Still, I try. And I work to live the example I focus on setting for my crewmembers: Continue to scrutinize your work; then, you will be able to hone your craft (your writing skills). So, I do hope to be more mindful. OK, enough about that issue, I just wanted to let you, my followers, know I do care and am aware.

What happened in Week Four? As planned on that Tuesday, my crewmembers got into their respective groups. Each member functioned in his/her role. Yes, the discussions in the groups were successful. Yeah! 

Yes, there were two hiccups. The Discussion Leader for one group did not show up. And the Illuminator for another group did not show up. However, a leader from another group had an extra set of questions to share and an illuminator from another group shared her passages since she had an extra copy. So, the discussions, as I stated, progressed well. It was nice that I did not have to intervene; I wanted the crewmembers to be in total control of the discussions and the sharing of their perspectives about the five adult short stories in Community College Students’ Literary Collage.
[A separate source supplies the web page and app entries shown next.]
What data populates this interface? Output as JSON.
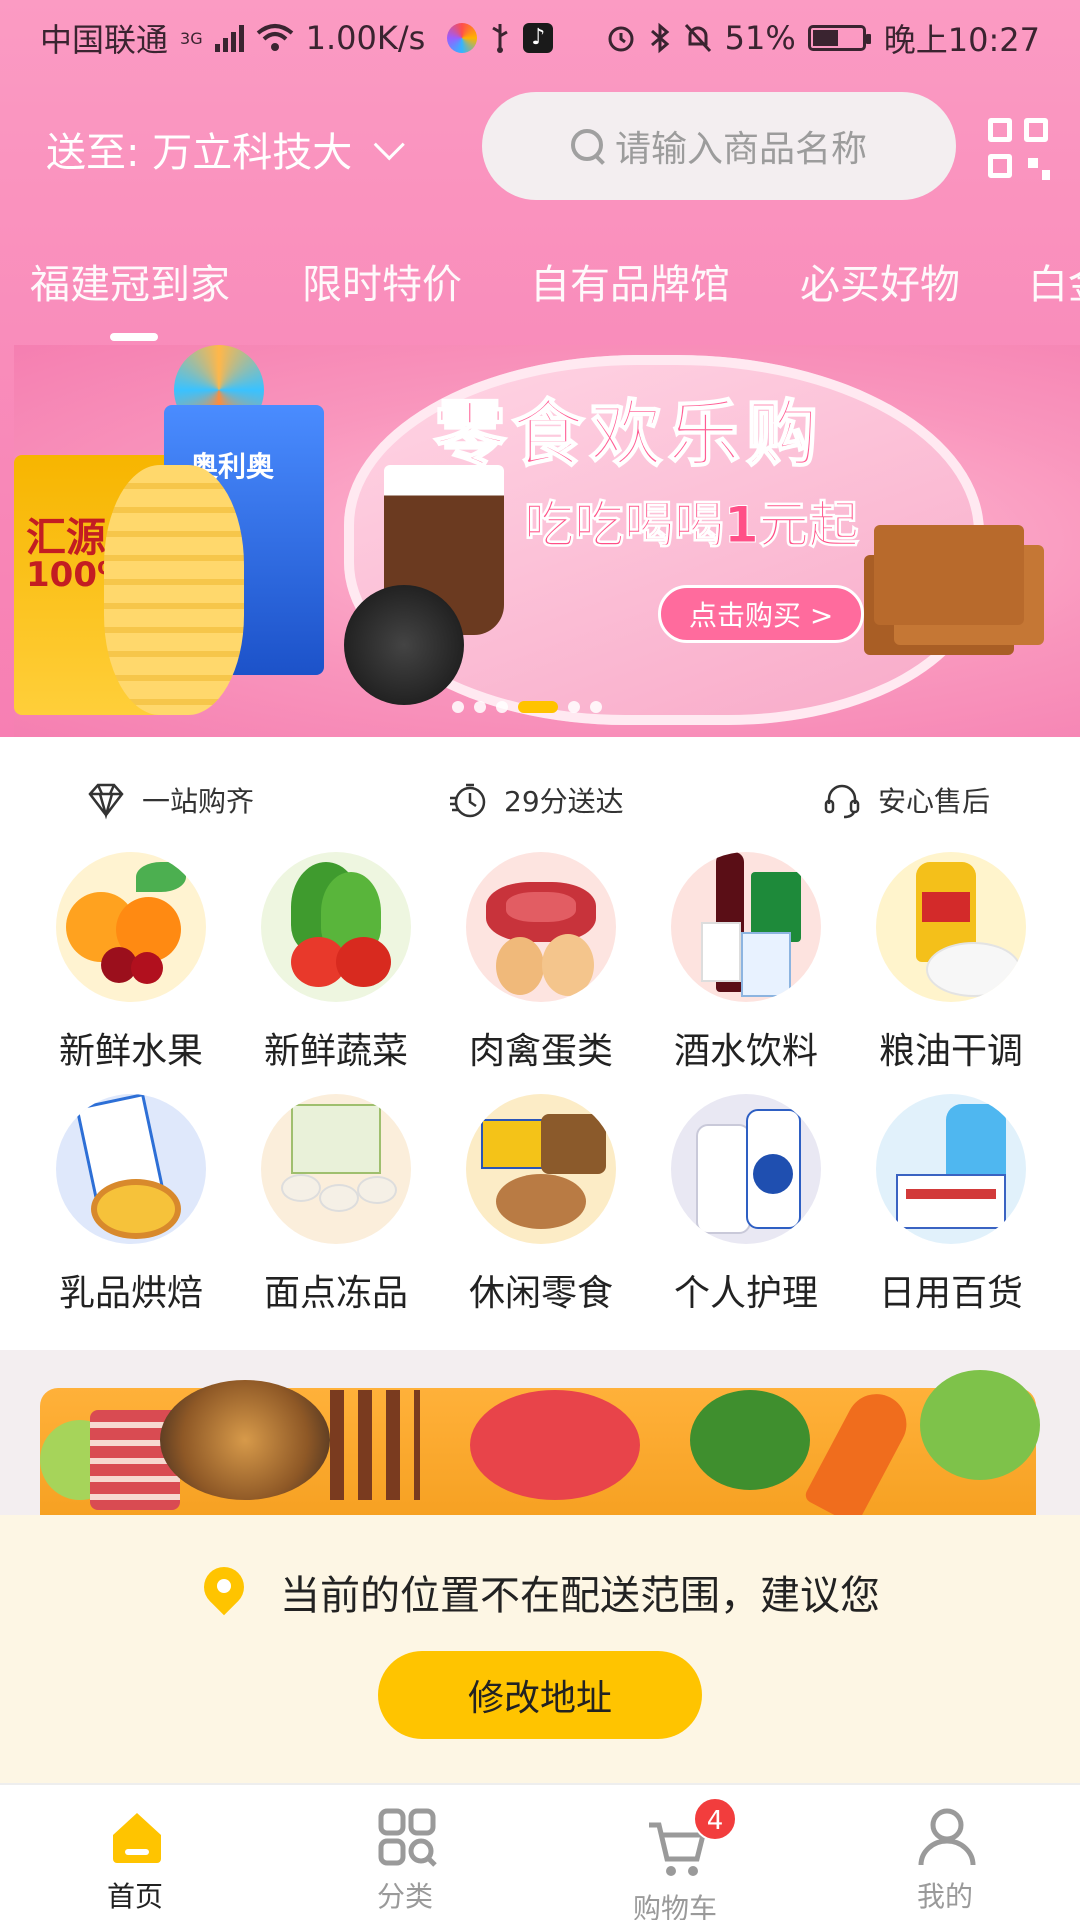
{
  "status_bar": {
    "carrier": "中国联通",
    "network": "3G",
    "speed": "1.00K/s",
    "battery": "51%",
    "time": "晚上10:27"
  },
  "header": {
    "address_prefix": "送至:",
    "address": "万立科技大",
    "search_placeholder": "请输入商品名称"
  },
  "tabs": [
    "福建冠到家",
    "限时特价",
    "自有品牌馆",
    "必买好物",
    "白金"
  ],
  "banner": {
    "headline": "零食欢乐购",
    "subline": "吃吃喝喝1元起",
    "cta": "点击购买 >",
    "juice_brand": "汇源",
    "juice_label": "100%",
    "oreo_brand": "奥利奥",
    "dot_count": 6,
    "active_dot": 3
  },
  "features": [
    {
      "icon": "diamond-icon",
      "label": "一站购齐"
    },
    {
      "icon": "stopwatch-icon",
      "label": "29分送达"
    },
    {
      "icon": "headset-icon",
      "label": "安心售后"
    }
  ],
  "categories": [
    {
      "label": "新鲜水果",
      "icon": "fruit-image"
    },
    {
      "label": "新鲜蔬菜",
      "icon": "vegetable-image"
    },
    {
      "label": "肉禽蛋类",
      "icon": "meat-egg-image"
    },
    {
      "label": "酒水饮料",
      "icon": "drinks-image"
    },
    {
      "label": "粮油干调",
      "icon": "grain-oil-image"
    },
    {
      "label": "乳品烘焙",
      "icon": "dairy-bakery-image"
    },
    {
      "label": "面点冻品",
      "icon": "frozen-food-image"
    },
    {
      "label": "休闲零食",
      "icon": "snacks-image"
    },
    {
      "label": "个人护理",
      "icon": "personal-care-image"
    },
    {
      "label": "日用百货",
      "icon": "daily-goods-image"
    }
  ],
  "notice": {
    "message": "当前的位置不在配送范围，建议您",
    "button": "修改地址"
  },
  "bottom_nav": [
    {
      "label": "首页",
      "icon": "home-icon",
      "active": true
    },
    {
      "label": "分类",
      "icon": "category-icon",
      "active": false
    },
    {
      "label": "购物车",
      "icon": "cart-icon",
      "active": false,
      "badge": "4"
    },
    {
      "label": "我的",
      "icon": "user-icon",
      "active": false
    }
  ],
  "colors": {
    "hero_pink": "#f98dbb",
    "accent_yellow": "#ffc400",
    "badge_red": "#f23d3d",
    "notice_bg": "#fdf6e4"
  }
}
It was valuable to use works written by students. Of course, the works must be of quality. The use of student works eliminated any effort to find critiques on the Internet. The crewmembers had to base their responses to the short stories totally on their analyses within their individual roles. Most definitely, there would be no plagiarism. I was very pleased how this session progressed.

I did allow for two days in the schedule for group discussions. I did not want any group to be rushed. That was not the case. One day was enough. So, on Thursday, I prompted the groups to come up with messages conveyed through those stories. 

The next writing assignment would be the writing of a theme discussing three messageds  conveyed in those short stories. Normally, beginning crewmembers would not be confident in writing on such a topic without some encouragement. Yes, there were a few who were “ready to go.” However, for the most part, for the majority of the crew, that was not the case.